It is the hiss of air escaping from the hole in your suit. There are two kinds of weapons in this fight: the kind invented and then mass produced by the same minds who invented the neutron bomb, which kills people and leaves buildings; and the kind invented by the descendants of the villagers who ran off Dr Frankenstein with farm tools. The former are sleek and shiny, designed for efficiency in killing as well as in dazzling the eyes of people who pay for — but do not fight in — far away wars glamorized until dying far from home becomes a romantic fate to which a man might aspire. The latter are dented and ugly and heavy, patched with tape and epoxy and pieces of other things, with ragged welds and fraying wires and dried blood clotted in the teeth of the blade.
I actually did invent stats for everyone (10 marsi plus the Nadia Rosa nine) and run the battle to see how it would go. Weapons that make holes in things are way, way more dangerous in vacuum than better-aimed weapons that do just as much physical damage but don’t wreck your space suit. Even though the marsi were, on average, a level or two higher than Our Heros (i.e., about 10% harder to hit) … it didn’t go very well for them. I didn’t even have to fudge any rolls to make this happen. Half of them died from asphyxiation when they couldn’t patch their suits fast enough. A knife that does 2 points of damage on average but puts a hole in your suit is nearly as efficient at killing a person as a laser gun that averages 7 points of damage but doesn’t harm the suit, even if the person with the laser gun can absorb twice as much damage as the person with the knife.

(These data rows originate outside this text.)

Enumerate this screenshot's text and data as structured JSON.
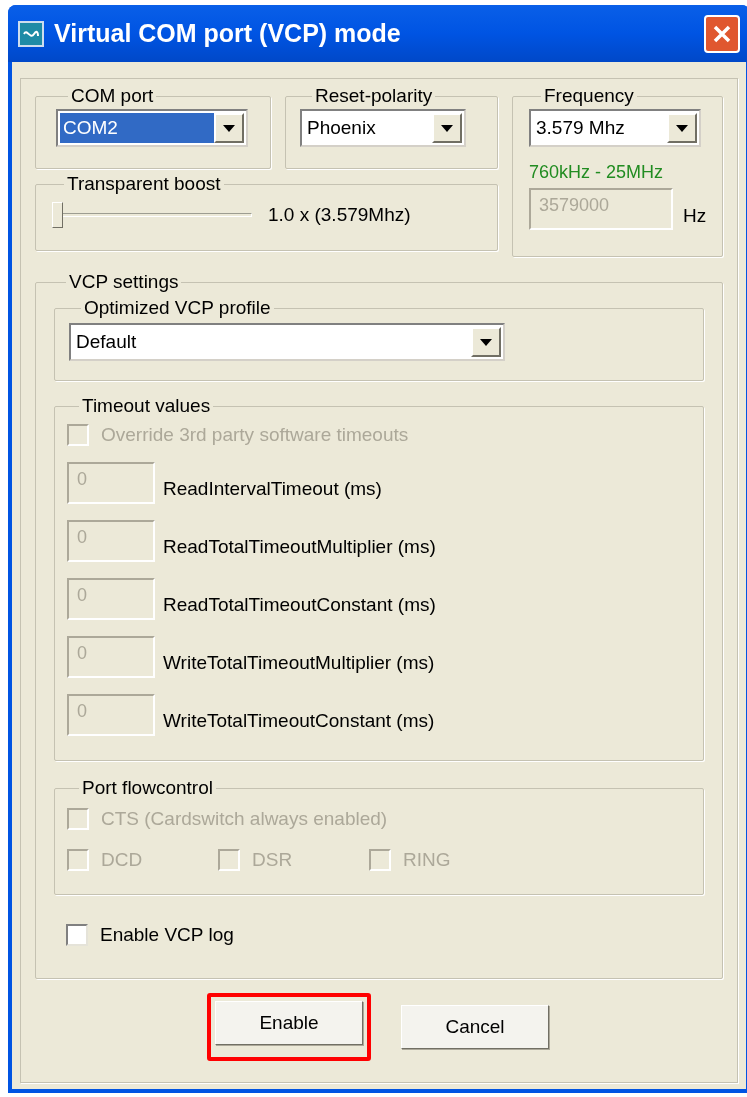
{
  "window": {
    "title": "Virtual COM port (VCP) mode"
  },
  "com_port": {
    "label": "COM port",
    "value": "COM2",
    "focused": true
  },
  "reset_polarity": {
    "label": "Reset-polarity",
    "value": "Phoenix",
    "focused": false
  },
  "frequency": {
    "label": "Frequency",
    "value": "3.579 Mhz",
    "focused": false,
    "range": "760kHz - 25MHz",
    "hz_value": "3579000",
    "hz_disabled": true,
    "unit": "Hz"
  },
  "transparent_boost": {
    "label": "Transparent boost",
    "level": 0,
    "reading": "1.0 x (3.579Mhz)"
  },
  "vcp_settings": {
    "label": "VCP settings",
    "profile": {
      "label": "Optimized VCP profile",
      "value": "Default",
      "focused": false
    },
    "timeouts": {
      "label": "Timeout values",
      "override": {
        "label": "Override 3rd party software timeouts",
        "checked": false,
        "disabled": true
      },
      "fields": [
        {
          "value": "0",
          "label": "ReadIntervalTimeout (ms)",
          "disabled": true
        },
        {
          "value": "0",
          "label": "ReadTotalTimeoutMultiplier (ms)",
          "disabled": true
        },
        {
          "value": "0",
          "label": "ReadTotalTimeoutConstant (ms)",
          "disabled": true
        },
        {
          "value": "0",
          "label": "WriteTotalTimeoutMultiplier (ms)",
          "disabled": true
        },
        {
          "value": "0",
          "label": "WriteTotalTimeoutConstant (ms)",
          "disabled": true
        }
      ]
    },
    "flowcontrol": {
      "label": "Port flowcontrol",
      "rows": [
        {
          "items": [
            {
              "label": "CTS (Cardswitch always enabled)",
              "checked": false,
              "disabled": true
            }
          ]
        },
        {
          "items": [
            {
              "label": "DCD",
              "checked": false,
              "disabled": true
            },
            {
              "label": "DSR",
              "checked": false,
              "disabled": true
            },
            {
              "label": "RING",
              "checked": false,
              "disabled": true
            }
          ]
        }
      ]
    },
    "log": {
      "label": "Enable VCP log",
      "checked": false,
      "disabled": false
    }
  },
  "buttons": [
    {
      "label": "Enable",
      "highlighted": true
    },
    {
      "label": "Cancel",
      "highlighted": false
    }
  ]
}
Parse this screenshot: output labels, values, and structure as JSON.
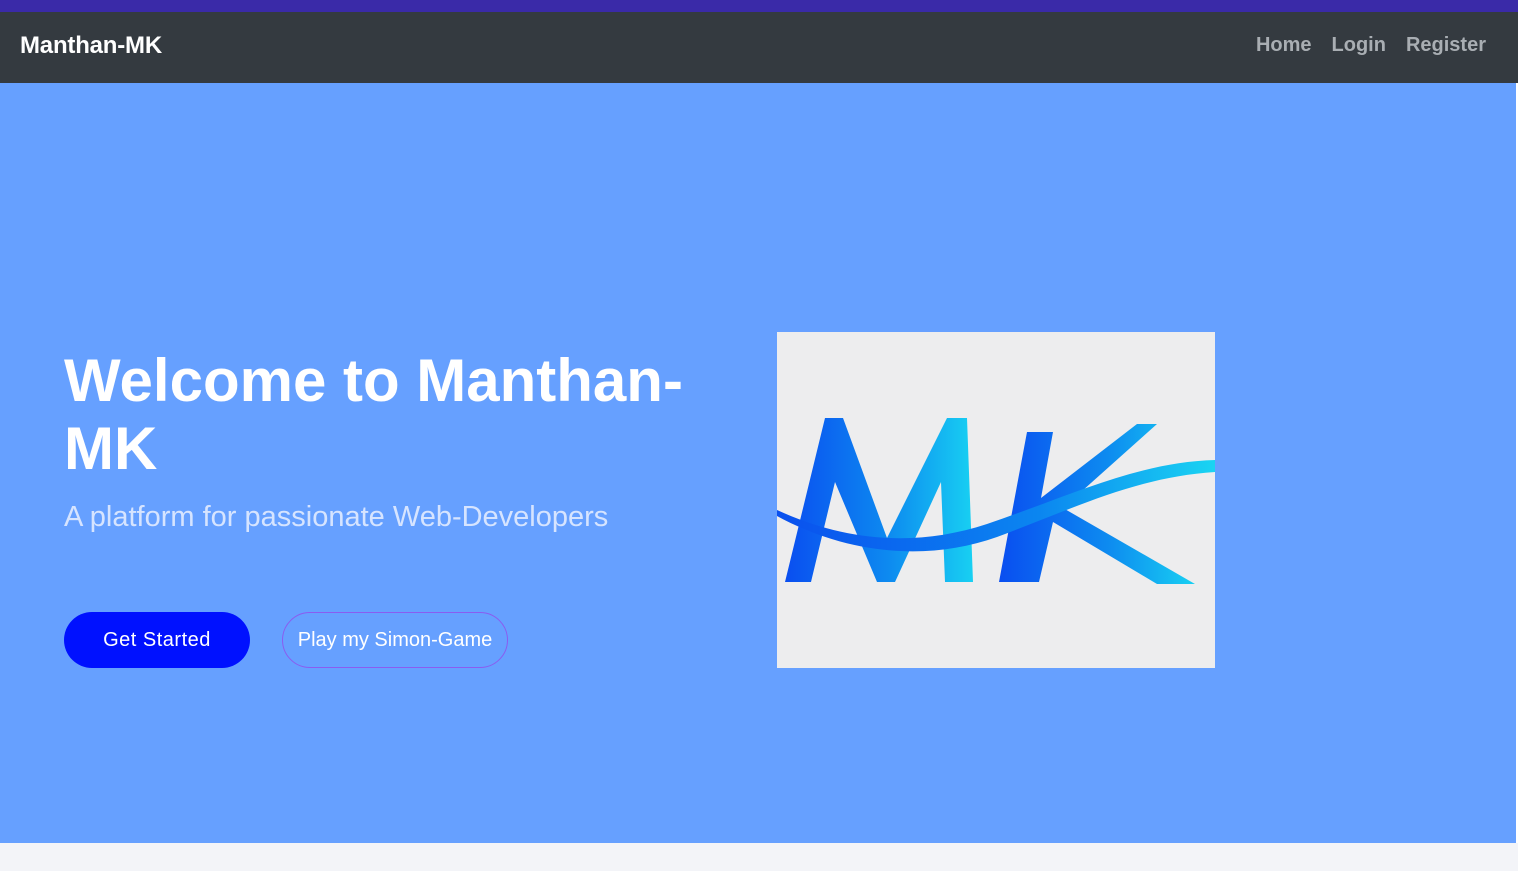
{
  "navbar": {
    "brand": "Manthan-MK",
    "links": [
      {
        "label": "Home"
      },
      {
        "label": "Login"
      },
      {
        "label": "Register"
      }
    ]
  },
  "hero": {
    "title": "Welcome to Manthan-MK",
    "subtitle": "A platform for passionate Web-Developers",
    "primary_button": "Get Started",
    "secondary_button": "Play my Simon-Game",
    "logo_text": "MK"
  },
  "colors": {
    "top_strip": "#3a2aa8",
    "navbar_bg": "#343a40",
    "hero_bg": "#66a0ff",
    "primary_button_bg": "#0011ff",
    "secondary_button_border": "#8a5cf0",
    "logo_blue_dark": "#0a5cf0",
    "logo_blue_light": "#18c8f0"
  },
  "icons": {
    "logo": "mk-wave-logo"
  }
}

The battle itself should show up in this space Thursday (and probably continue Monday) not least because I haven’t decided quite how to narrate it. You don’t want to hear about every round of combat (half of them can be summarized as “side A shoots at side B, half of them miss, side B shoots back”) and there are things that need to be explained and aldo justified, like “marsi number three stops shooting to slap a square of tape over the hole in his suit” or “he fires the heavy taser at me and I scream, and the battery in my laser cutter melted.” Also, obviously there also needs to be some dialogue, which takes me forever to write. Characterization is hard.
… by “shortly” I apparently meant “about three weeks.” I haven’t actually written the fight, although I’ve thought about it enough that I think it might last two installments.
They jump the baddies, right? Or, well, the more-baddies, Our Heroine and her crew aren’t exactly good guys. Anyway. The mercs have a big smoky hole in their ship and they’re not all dead because they have modern conveniences like auto-sealing bulkheads. They’re still tumbling when Our Heroes pile out the airlock holing all kinds of old-fashioned uncool things like knives and weaponized industrial equipment.
I might actually just make up DnD style stats for everyone and roll dice to see how it goes. Or rather, how it goes wrong. I know who wins, and what happens after. It’s just getting from there to here that’s complex.
Finally moving in April 1, a day sacred to the Trickster. It’s almost appropriate. Regular updates should resume shortly thereafter.
yeah, uh. I thought about this story a lot? But now I work full time and also I’m still in the whole moving process which always takes longer than you think it will take no matter how long you think it will take. And also now I have a colony of enthusiastic unwelcome microorganisms living in my respiratory tract. FML ugh
even when you know how much of a pain in the ass it is, it’s still way more of a pain in the ass than you think it’s going to be. ugh
Look, look: more story! I wrote actual new words this time, with plot advancement and everything. Don’t get used to it, I’m still in the whole Moving Process and 80% of my stuff is actually in a different time zone and I can only stay at the place I’m living right now for another few weeks. Irregular updates will resume promptly.
Still not sure if this is meant to be called La Desavenencia or Estrangement or Seven Kinds of Silence.
I didn’t actually write any new words, but I fixed the old ones and replaced some of them with better ones. Also: I drew the Nada Rosa so we can all see my dazzling Word Art Skillz and also so I can keep track of which module is where. They share the hab modules amongst nine people, and I’m not going to be bothered to work out their sleep schedules although I did work out who they are and what their roles on the ship are. I’m not convinced that every person on the Nadia Rosa needs to appear in the story.
Here’s the Nada Rosa in all her creaky glory. While I’m not sure if she’s seen better days I am pretty sure all of her components have been replaced at least twice and there is no longer any point in which no part of the ship is broken.
No part of this drawing is to scale.
Below the cut: parts 3 and 4, slightly revised and improved.